With the help of the incredibily useful I was able to locate the few boxes with timers, and decided upon two models – the Thomson DTI1000 and the Goodmans DB3.

The options.

I’d used the Thomson at work – it’s nice. It was £15 dearer but it’s a good box from a good brand.

The Goodmans I knew less of. As a company, Goodmans doesn’t much of a reputation in my mind. They’re known for well built, good value products and not much else.

Reading through the reviews archive of What TV, the mag had given the Thomson and the GDB1 (the original version of the Goodmans box) some good reviews, and the GDB3 is an enhanced version. There really seemed little in it.

An interesting discovery.

Then I heard about a thread about the GDB2 on Digital Spy‘s forums…

The thread in question had started this year by some people moaning about problems with the software in the GDB2.

It’s now nearly 90 pages long. Not because there are 90 pages of faults with the box at all. Far from it.

A customer alerted Goodmans to the thread, and their staff took a look. One man from the technical team started answering the comments that had been raised, letting the users know what was happening and when the updates to the software were due.

The discussion continued. Very quickly what had started off as a negative thread about Goodmans got less and less negative.

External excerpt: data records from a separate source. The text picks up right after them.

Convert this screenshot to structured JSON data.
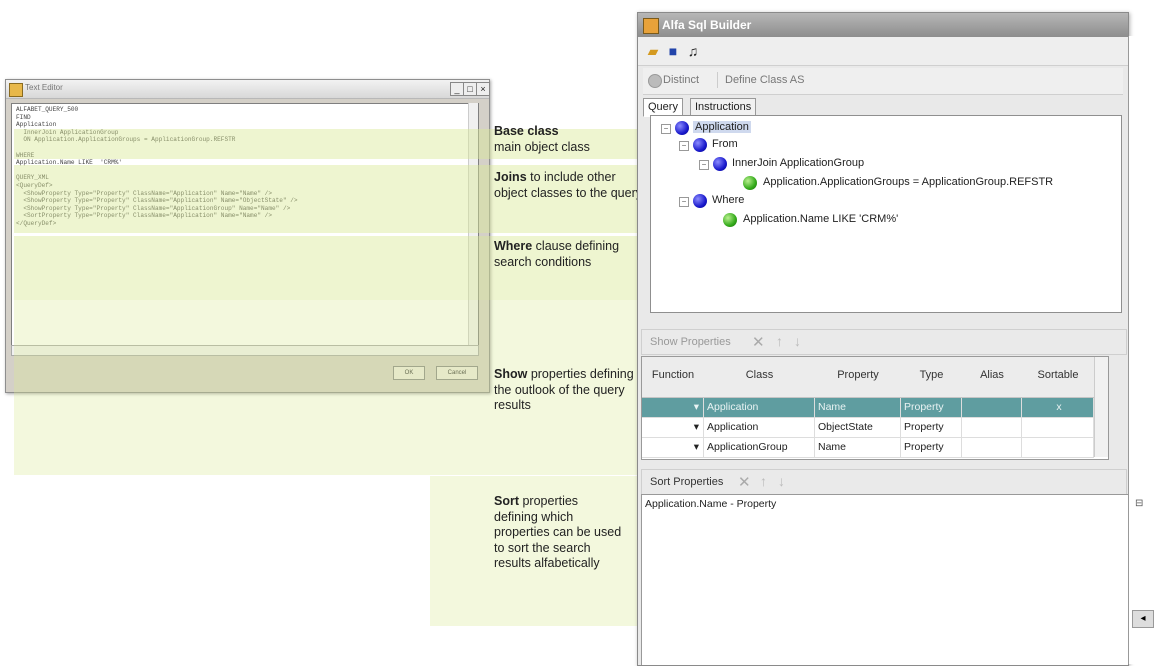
{
  "text_editor": {
    "title": "Text Editor",
    "code": "ALFABET_QUERY_500\nFIND\nApplication\n  InnerJoin ApplicationGroup\n  ON Application.ApplicationGroups = ApplicationGroup.REFSTR\n\nWHERE\nApplication.Name LIKE  'CRM%'\n\nQUERY_XML\n<QueryDef>\n  <ShowProperty Type=\"Property\" ClassName=\"Application\" Name=\"Name\" />\n  <ShowProperty Type=\"Property\" ClassName=\"Application\" Name=\"ObjectState\" />\n  <ShowProperty Type=\"Property\" ClassName=\"ApplicationGroup\" Name=\"Name\" />\n  <SortProperty Type=\"Property\" ClassName=\"Application\" Name=\"Name\" />\n</QueryDef>",
    "ok_label": "OK",
    "cancel_label": "Cancel",
    "controls": [
      "_",
      "□",
      "×"
    ]
  },
  "annotations": [
    {
      "bold": "Base class",
      "text": "main object class"
    },
    {
      "bold": "Joins",
      "text": " to include other object classes to the query"
    },
    {
      "bold": "Where",
      "text": " clause defining search conditions"
    },
    {
      "bold": "Show",
      "text": " properties defining the outlook of the query results"
    },
    {
      "bold": "Sort",
      "text": " properties defining which properties can be used to sort the search results alfabetically"
    }
  ],
  "builder": {
    "title": "Alfa Sql Builder",
    "toolbar_icons": [
      "open-folder-icon",
      "save-icon",
      "bell-icon"
    ],
    "distinct_label": "Distinct",
    "define_class_label": "Define Class AS",
    "tabs": [
      "Query",
      "Instructions"
    ],
    "tree": {
      "root": "Application",
      "from": "From",
      "join": "InnerJoin  ApplicationGroup",
      "join_condition": "Application.ApplicationGroups = ApplicationGroup.REFSTR",
      "where": "Where",
      "where_condition": "Application.Name LIKE  'CRM%'"
    },
    "show_properties": {
      "toolbar_label": "Show Properties",
      "columns": [
        "Function",
        "Class",
        "Property",
        "Type",
        "Alias",
        "Sortable"
      ],
      "rows": [
        {
          "class": "Application",
          "property": "Name",
          "type": "Property",
          "alias": "",
          "sortable": "x"
        },
        {
          "class": "Application",
          "property": "ObjectState",
          "type": "Property",
          "alias": "",
          "sortable": ""
        },
        {
          "class": "ApplicationGroup",
          "property": "Name",
          "type": "Property",
          "alias": "",
          "sortable": ""
        }
      ]
    },
    "sort_properties": {
      "toolbar_label": "Sort Properties",
      "items": [
        "Application.Name - Property"
      ]
    }
  },
  "colors": {
    "highlight": "#dae896",
    "selected_row": "#5f9da0",
    "title_bar": "#9a9a9a"
  }
}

As a public relations campaign (if nothing else) it was working.

And that was that… Well not quite.

Then something very interesting happened.

The DVB specification (which states how digital TV via an aerial should be broadcast) requires set top boxes to have a serial port on them. It was designed so set top boxes could have external modems plugged into them, but in reality, they’re rarely used for much.

So unuseful is this feature that Goodmans nearly ditched it regardless of the spec, but decided to keep it and added a small feature which allowed the box to be updated via the serial port.

It didn’t take long for someone to ask the obvious question – would it be possible to set up a site so that people could download the new software and load it into the box themselves.

Let the updating begin!

Under two weeks after the thread had begun, Goodmans staff member Mark Smith had written a guide to the process and passed the software over to a member of the forum who had offered to host it on a section of his site. And so the files and howto information appeared at Freddy’s Utilities. People started to update their set top boxes.

Importantly they were doing this before the main on-air download of the software. Every night the box turns itself on, tunes in and looks over the airwaves to see if there have been any software updates. It’s a rather expensive process (about £20,000 for a weeks broadcast) because the manufacturers have to pay for the airtime. And if a bug went in that was not spotted… Costly.

It didn’t take long for someone (not the Goodmans member of staff I hasten to add) to realise that here ready and waiting was a perfect group of beta testers. Well if you were in their boots, would you say no?

In return, the team have been mulling over the feature requests that have been made by the forum regulars – including a screen saver for the radio stations which made it into the software in a later update.

Turned out nice again.

The result has been good for Goodmans. They’ve turned an unhappy punter into a happy one, and as a by-product, now have a ready and waiting group of beta testers who want to make the set top boxes as good as they can be. Reading through some of the other forum threads, you’ll see a lot of Goodmans advocates, and it’s hard to imagine that advocacy not spreading outside of the internet too. A little goodwill goes a long way.

It even persuaded me to buy the box.

Why I bought the box.

Why? Well for starters, this is a box that’s had a lot of bugs fixed. I also know that when my box updates itself, it’s had a good bout of testing, meaning there’s less stuff likely to go wrong.

And then there’s the fact that Goodmans have put themselves out to help their customers. They didn’t have to go on Digital Spy, nor did they have to make their software available for downloading via the internet. But they have.

And the box itself.

And as for the box? I like it very much. It’s speedy and responsive, and the pictures are more robust than my old OnDigital box. Digital text pages load almost instantly, and installing it was just a case of turning it and letting it do its stuff. The on-screen menus are clean and the EPG is delightful to use.

This evening I even updated the software to the latest version – I bought the box a few weeks after the last on-air update. It worked perfectly. And even better, doing it doesn’t invalidate your warrenty.

Update 9 June 2004: Unfortunatly the Goodmans GDB3 has gone sour… Read the woes before buying one with caution!